First off, it was wonderful. The experience of real paper is really second-to-none and I recommend switching back for a while if you’re a regular eBook reader. I need to do this more often myself. I’m a slow reader too, and I was able to finish this inside of a week, so you can expect an easy, fast read.
As the book’s title says: It’s about not giving a fuck, but the operative words here for Mark Manson are a “Subtle Art”. The key to this is giving a fuck about the “right things” and not giving a fuck about the rest. This is where he kind of turns things on its head and – as you might expect – makes you see that giving a fuck is good if channelled into what helps you. This is not what the title suggests; namely, a way to just go through life hating everything.
The first few chapters of this book really hit you with the fucks too. It’s almost as if every other word is fuck. This does eventually calm down, but you know that Manson has no problem being a potty mouth, and I feel it makes him seem more authentic. This book is really trying to make you feel like Mason is an everyman, and for the most part, I think it succeeds (not knowing his back story or having read his prior books).

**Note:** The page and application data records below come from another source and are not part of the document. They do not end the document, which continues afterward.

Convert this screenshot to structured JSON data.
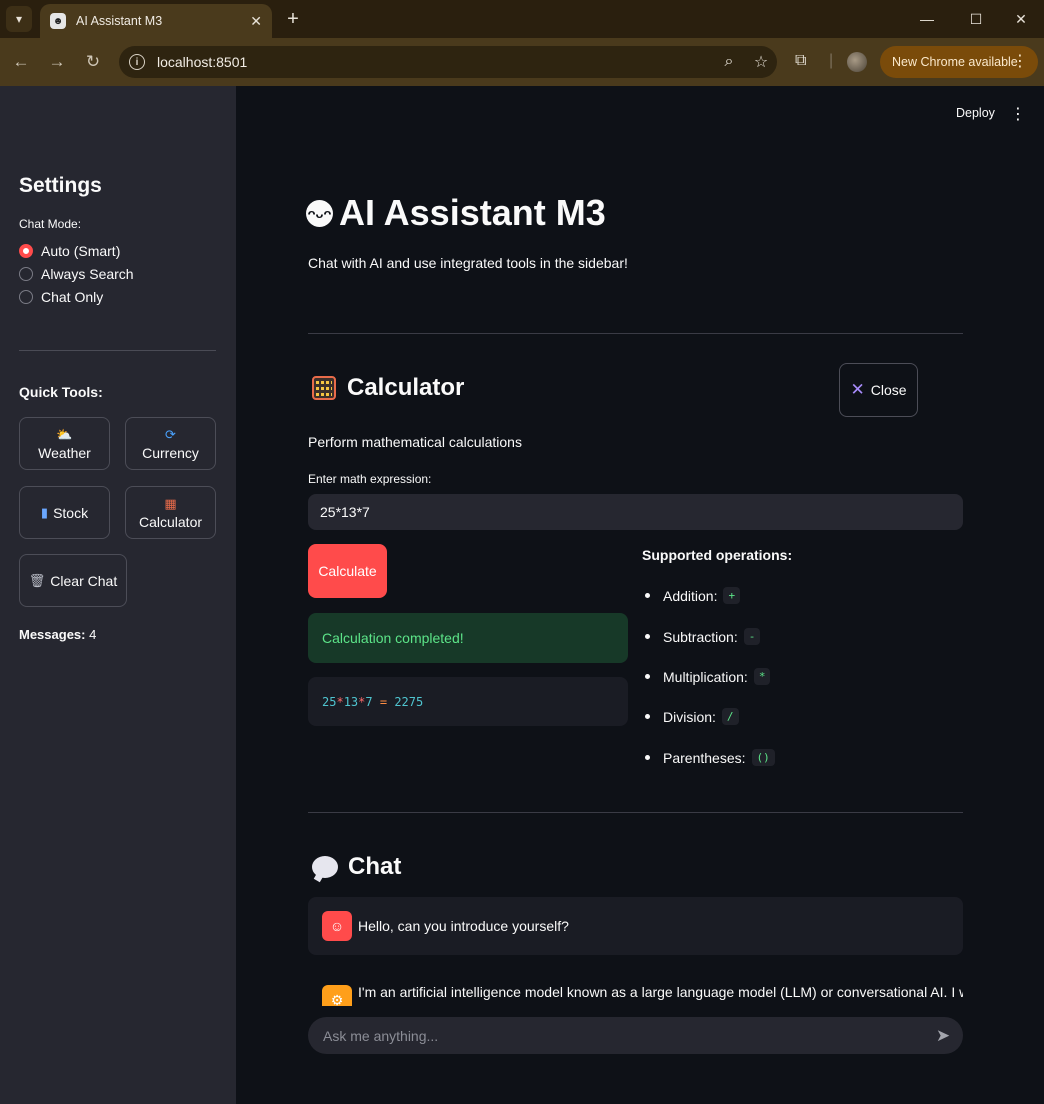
{
  "browser": {
    "tab_title": "AI Assistant M3",
    "url": "localhost:8501",
    "update_label": "New Chrome available"
  },
  "sidebar": {
    "title": "Settings",
    "chat_mode_label": "Chat Mode:",
    "modes": [
      {
        "label": "Auto (Smart)",
        "selected": true
      },
      {
        "label": "Always Search",
        "selected": false
      },
      {
        "label": "Chat Only",
        "selected": false
      }
    ],
    "quick_tools_label": "Quick Tools:",
    "tools": [
      {
        "label": "Weather",
        "icon": "sun-behind-cloud-icon"
      },
      {
        "label": "Currency",
        "icon": "currency-exchange-icon"
      },
      {
        "label": "Stock",
        "icon": "bar-chart-icon"
      },
      {
        "label": "Calculator",
        "icon": "abacus-icon"
      },
      {
        "label": "Clear Chat",
        "icon": "wastebasket-icon"
      }
    ],
    "messages_label": "Messages:",
    "messages_count": "4"
  },
  "header": {
    "deploy_label": "Deploy"
  },
  "main": {
    "title": "AI Assistant M3",
    "subtitle": "Chat with AI and use integrated tools in the sidebar!"
  },
  "calculator": {
    "heading": "Calculator",
    "close_label": "Close",
    "description": "Perform mathematical calculations",
    "input_label": "Enter math expression:",
    "input_value": "25*13*7",
    "calculate_label": "Calculate",
    "success_message": "Calculation completed!",
    "result": {
      "n1": "25",
      "op1": "*",
      "n2": "13",
      "op2": "*",
      "n3": "7",
      "eq": "=",
      "answer": "2275"
    },
    "ops_title": "Supported operations:",
    "operations": [
      {
        "label": "Addition:",
        "symbol": "+"
      },
      {
        "label": "Subtraction:",
        "symbol": "-"
      },
      {
        "label": "Multiplication:",
        "symbol": "*"
      },
      {
        "label": "Division:",
        "symbol": "/"
      },
      {
        "label": "Parentheses:",
        "symbol": "()"
      }
    ]
  },
  "chat": {
    "heading": "Chat",
    "user_message": "Hello, can you introduce yourself?",
    "assistant_message": "I'm an artificial intelligence model known as a large language model (LLM) or conversational AI. I was",
    "input_placeholder": "Ask me anything..."
  },
  "colors": {
    "accent": "#ff4b4b",
    "sidebar_bg": "#262730",
    "main_bg": "#0e1117",
    "success_bg": "#173928",
    "success_text": "#5ce488"
  }
}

Along the way, there are many wonderful insights here. He’s very clear about the idea of chasing happiness (and how stupid that is). His thoughts on entitlement are clean and refreshing. Though, for me, some of this elicits a feeling of “I already know that”, and I imagine you’ll get that too. That’s ok because, with this book, the journey is worth it. It’s not earth-shattering, but like a great conversation with a friend, helpful.
A good portion of this seems to be informed by where Manson is at this particular point in his life. He seems to have just married and is thinking about a family. His sort of wispy attitude is probably drawn from that. I imagine this book would look different after his divorce (if it were to happen). Later in the book, Manson appears to get very personal and even sort of fantastical, and that’s ok too.
All told, the Subtle Art feels short and to the point. Many of these insights people should see more of and take to heart (in the West). As Manson says about his invented superhero The Disappointment Panda:
“..all the greatest truths in life are usually the most unpleasant to hear…Disappointment Panda would be the hero none of us would want, but all of us would need”
Manson wants to deconstruct that stupid and entitled self you’ve built up and put you on the track to give a fuck about better and more important things. This is good as a matter of perspective. It’s not that people are broken, but with these philosophies, they’ll live better.
If you’re looking for a self-help book, however, I don’t think this is going to fit the bill. This is more of a book about becoming enlightened, and less about how to “lose weight” or “find your inner peace”. Also, many seem to know Manson as a successful blogger. I’ve not read much of his blog, but if you come to this book looking for tips on how he found success doing that, you’ll be disappointed. Mark calls himself an Author. Thinker, and a Life Enthusiast, though most of his recent blog posts are either clickbait or behind a subscriber/paywall. This is not a person I would seek out just for those reasons alone.
So, go you’ll have to go into this book with an open mind expecting something fairly easy to read and you’ll be pleased. It packs some great insights and is a worthy read. There many things Manson can teach you here if you let him. I’d recommend this book to almost anyone as a great read. On a side note, reading this also makes me feel like I could write a book too, go figure.